Mothers, Children, and Aunts
The Social Life of Elephant Families
After a gestation period of nearly 2 years, an elephant calf is born into a typically stable family of closely related individuals. Within this social group, the young elephant will spend long years in physical and behavioral development. The eminent sociobiologist Edward Wilson considers social behavior as a set of devices for tracking changes in the environment, and socialization as the sum of social experiences that alter the development of an individual. He emphasizes the potential of species for rapid evolution of social traits as a means of adapting to changing environments.
From the early years of nutritional dependence on its mother (or perhaps occasionally on an aunt), through social interactions with members of the family and elephant groups within the larger population, an individual elephant experiences a complex social life that reaches into this multitier society during its lifetime.
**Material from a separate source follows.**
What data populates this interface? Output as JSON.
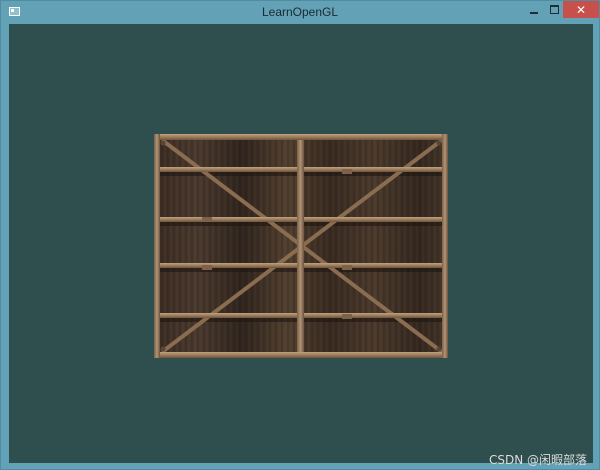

The rich repertoire of behavior exhibited by an adult elephant reflects this long history of social interactions and learning.
While the development of social behavior is a continuous process, the primatologist Frank Poirier defined four stages for the sake of convenience: (1) the neonatal period of complete dependence of infant on the mother; (2) the transition period, in which some adult locomotor and feeding patterns are seen; (3) peer socialization, during which much of the contact is with members of the group other than the mother; and (4) the juvenile-subadult period, during which infantile patterns disappear and adult patterns, including sexual be